The Minneapolis Fed’s third-quarter agricultural credit conditions survey found that farm income increased for the fifth consecutive quarter. The survey of bankers indicates most lenders remain optimistic about the final three months of 2011, even though harvests were reduced in many areas by a wet spring and early frost.
Here are some highlights from the report:
Farm income, household spending and capital investment
One number here really stands out. The Fed says about 95 percent of the bankers surveyed said farm spending was steady or growing. No sign of an economic soft spot in agriculture. In Minnesota, two thirds of the lenders in the survey said farm income increased in the third quarter, the highest ratio of any state.
Loan repayments and renewals
The steady flow of farm profits shows up in the loan area, with strong repayment of borrowed money.
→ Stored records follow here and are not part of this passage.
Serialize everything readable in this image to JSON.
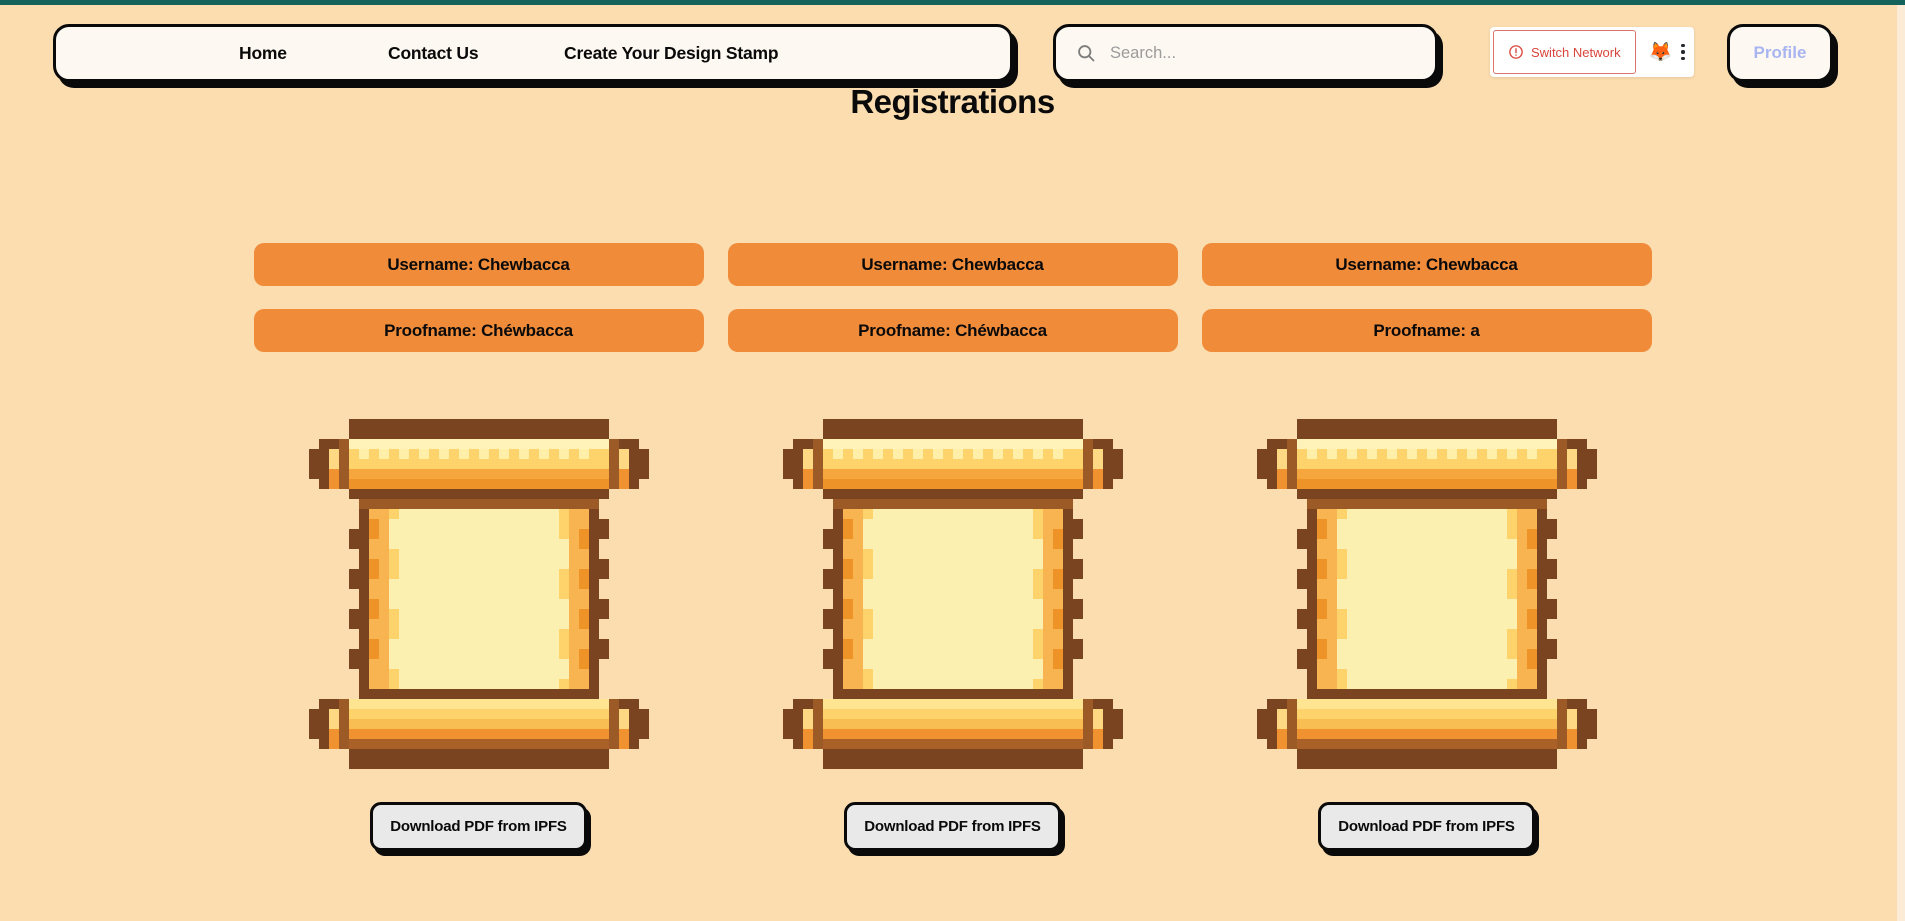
{
  "theme": {
    "page_background": "#FCDDB0",
    "top_strip": "#14625C",
    "pill_orange": "#F08B3A",
    "accent_border": "#0A0A0A",
    "profile_text": "#A9B5F0",
    "switch_network_red": "#D9453C",
    "download_button_bg": "#E9E9E9"
  },
  "navbar": {
    "links": [
      {
        "label": "Home",
        "name": "nav-link-home"
      },
      {
        "label": "Contact Us",
        "name": "nav-link-contact-us"
      },
      {
        "label": "Create Your Design Stamp",
        "name": "nav-link-create-your-design-stamp"
      }
    ],
    "search": {
      "placeholder": "Search...",
      "value": "",
      "icon": "search-icon"
    },
    "wallet": {
      "switch_network_label": "Switch Network",
      "warning_icon": "warning-circle-icon",
      "wallet_icon": "metamask-fox-icon",
      "wallet_glyph": "🦊",
      "menu_icon": "kebab-menu-icon"
    },
    "profile_label": "Profile"
  },
  "page": {
    "title": "Registrations"
  },
  "registrations": [
    {
      "username_label": "Username: Chewbacca",
      "proofname_label": "Proofname: Chéwbacca",
      "scroll_icon": "pixel-scroll-icon",
      "download_label": "Download PDF from IPFS"
    },
    {
      "username_label": "Username: Chewbacca",
      "proofname_label": "Proofname: Chéwbacca",
      "scroll_icon": "pixel-scroll-icon",
      "download_label": "Download PDF from IPFS"
    },
    {
      "username_label": "Username: Chewbacca",
      "proofname_label": "Proofname: a",
      "scroll_icon": "pixel-scroll-icon",
      "download_label": "Download PDF from IPFS"
    }
  ]
}
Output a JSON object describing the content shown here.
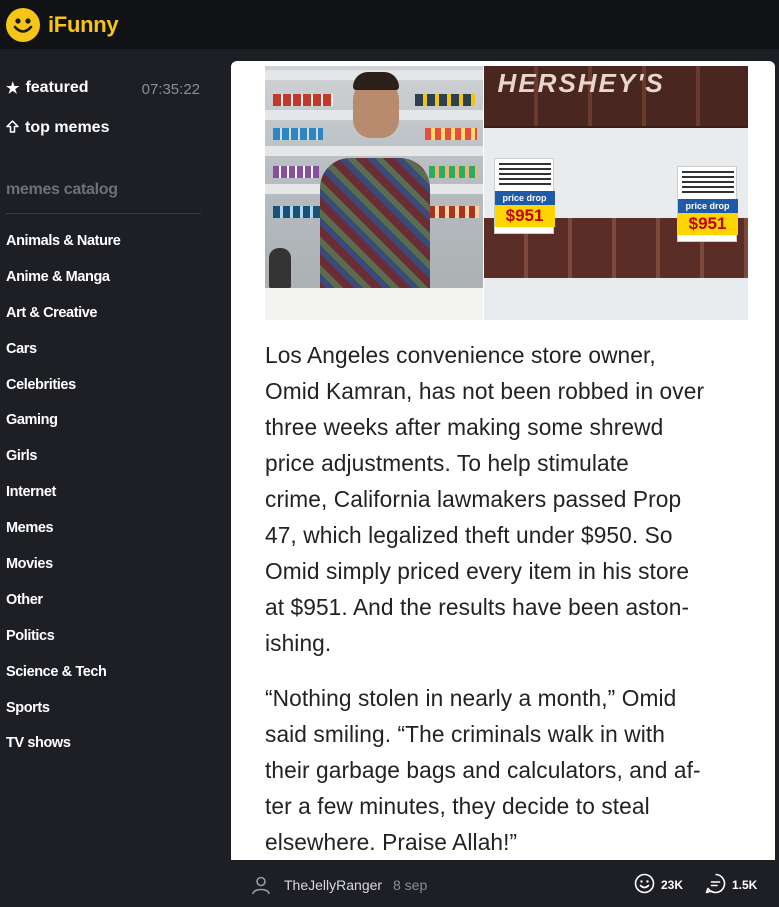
{
  "app": {
    "name": "iFunny",
    "brand_color": "#f5c518"
  },
  "nav": {
    "featured_label": "featured",
    "featured_time": "07:35:22",
    "top_memes_label": "top memes"
  },
  "catalog": {
    "title": "memes catalog",
    "items": [
      "Animals & Nature",
      "Anime & Manga",
      "Art & Creative",
      "Cars",
      "Celebrities",
      "Gaming",
      "Girls",
      "Internet",
      "Memes",
      "Movies",
      "Other",
      "Politics",
      "Science & Tech",
      "Sports",
      "TV shows"
    ]
  },
  "post": {
    "image_text": {
      "brand": "HERSHEY'S",
      "tag_label": "price drop",
      "price": "$951"
    },
    "paragraph1_lines": [
      "Los Angeles convenience store owner,",
      "Omid Kamran, has not been robbed in over",
      "three weeks after making some shrewd",
      "price adjustments.  To help stimulate",
      "crime, California lawmakers passed Prop",
      "47, which legalized theft under $950.  So",
      "Omid simply priced every item in his store",
      "at $951.  And the results have been aston-",
      "ishing."
    ],
    "paragraph2_lines": [
      "“Nothing stolen in nearly a month,” Omid",
      "said smiling.  “The criminals walk in with",
      "their garbage bags and calculators, and af-",
      "ter a few minutes, they decide to steal",
      "elsewhere.  Praise Allah!”"
    ],
    "author": "TheJellyRanger",
    "date": "8 sep",
    "smiles": "23K",
    "comments": "1.5K"
  }
}
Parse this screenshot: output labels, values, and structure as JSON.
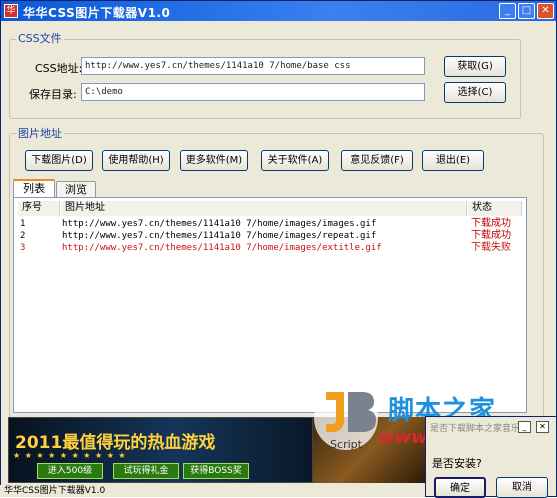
{
  "window": {
    "title": "华华CSS图片下载器V1.0",
    "icon_text": "华"
  },
  "css_group": {
    "label": "CSS文件",
    "url_label": "CSS地址:",
    "url_value": "http://www.yes7.cn/themes/1141a10 7/home/base css",
    "fetch_button": "获取(G)",
    "dir_label": "保存目录:",
    "dir_value": "C:\\demo",
    "browse_button": "选择(C)"
  },
  "img_group": {
    "label": "图片地址"
  },
  "toolbar": {
    "download": "下载图片(D)",
    "help": "使用帮助(H)",
    "more": "更多软件(M)",
    "about": "关于软件(A)",
    "feedback": "意见反馈(F)",
    "exit": "退出(E)"
  },
  "tabs": {
    "list": "列表",
    "preview": "浏览"
  },
  "table": {
    "headers": [
      "序号",
      "图片地址",
      "状态"
    ],
    "rows": [
      {
        "index": "1",
        "url": "http://www.yes7.cn/themes/1141a10 7/home/images/images.gif",
        "status": "下载成功"
      },
      {
        "index": "2",
        "url": "http://www.yes7.cn/themes/1141a10 7/home/images/repeat.gif",
        "status": "下载成功"
      },
      {
        "index": "3",
        "url": "http://www.yes7.cn/themes/1141a10 7/home/images/extitle.gif",
        "status": "下载失败"
      }
    ]
  },
  "banner": {
    "title": "2011最值得玩的热血游戏",
    "btn1": "进入500级",
    "btn2": "试玩得礼金",
    "btn3": "获得BOSS奖"
  },
  "dialog": {
    "text": "是否安装?",
    "line1": "是否下载脚本之家音乐盒,",
    "ok": "确定",
    "cancel": "取消"
  },
  "watermark": {
    "logo_letters": "JB",
    "script": "Script",
    "text": "脚本之家",
    "url": "www.jb51.net"
  },
  "statusbar": {
    "text": "华华CSS图片下载器V1.0"
  },
  "colors": {
    "fail": "#d01010",
    "ok": "#c00000"
  }
}
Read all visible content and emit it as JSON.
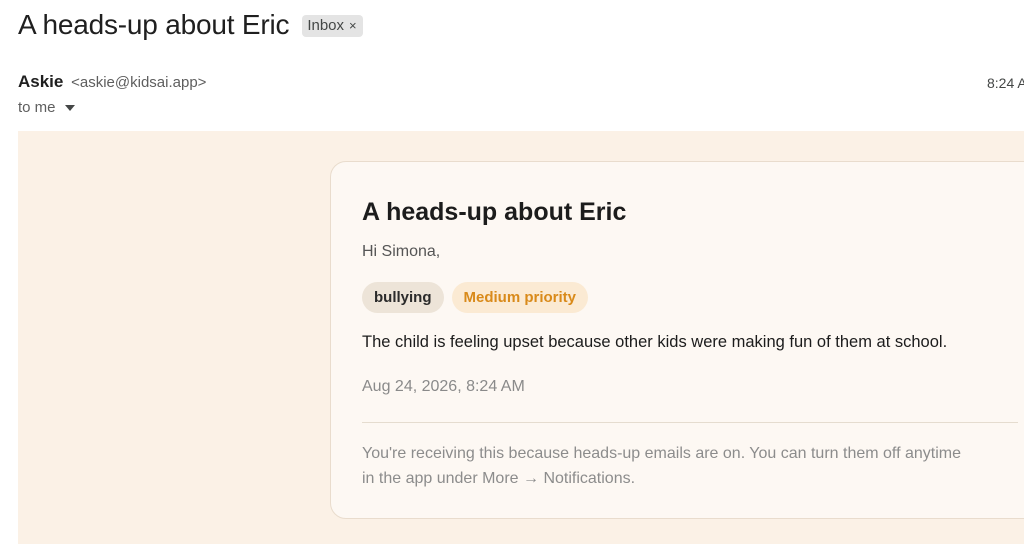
{
  "header": {
    "subject": "A heads-up about Eric",
    "label": "Inbox",
    "label_remove_glyph": "×"
  },
  "sender": {
    "name": "Askie",
    "email": "<askie@kidsai.app>",
    "time": "8:24 A",
    "recipient": "to me"
  },
  "card": {
    "title": "A heads-up about Eric",
    "greeting": "Hi Simona,",
    "tags": [
      "bullying",
      "Medium priority"
    ],
    "message": "The child is feeling upset because other kids were making fun of them at school.",
    "timestamp": "Aug 24, 2026, 8:24 AM",
    "footer_line1": "You're receiving this because heads-up emails are on. You can turn them off anytime",
    "footer_line2": "in the app under More → Notifications."
  },
  "colors": {
    "body_background": "#fbf1e6",
    "card_background": "#fdf8f3",
    "priority_text": "#d98a1a",
    "priority_background": "#fbead3",
    "topic_background": "#ede4d8"
  }
}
Only 3 percent of the bankers surveyed in Minnesota, North Dakota, Montana, South Dakota and Wisconsin saw a decrease in loan repayments.
Demand for loans, required collateral and interest rates
The demand for loans in the district was similar to the demand in the second quarter, with 55 percent or more of the responding lenders reporting no change, and 32 percent reporting decreased loan demand.
Cash rents and land values
The district’s average cash rents and land values for nonirrigated, irrigated and ranchland all increased from the previous year. South Dakota saw the biggest increases in nonirrigated land values, at nearly 30 percent. Minnesota was next at 28 percent. Cash rents for land are also spiking, up by one quarter over a year ago.
Expectations for the fourth quarter of 2011 are strong. A banker in Minnesota summed it up: “We expect large cash deposits… [and] debt repayment should be higher than expected with the additional cash; we expect less borrowing and additional capital purchases.” Nearly 54 percent of lenders responding to the survey predict that farm income will increase in the fourth quarter.
The findings are based on a survey of bankers in the Minneapolis Fed’s region, including Minnesota Wisconsin, North and South Dakota, and Montana, but not the Upper Peninsula of Michigan.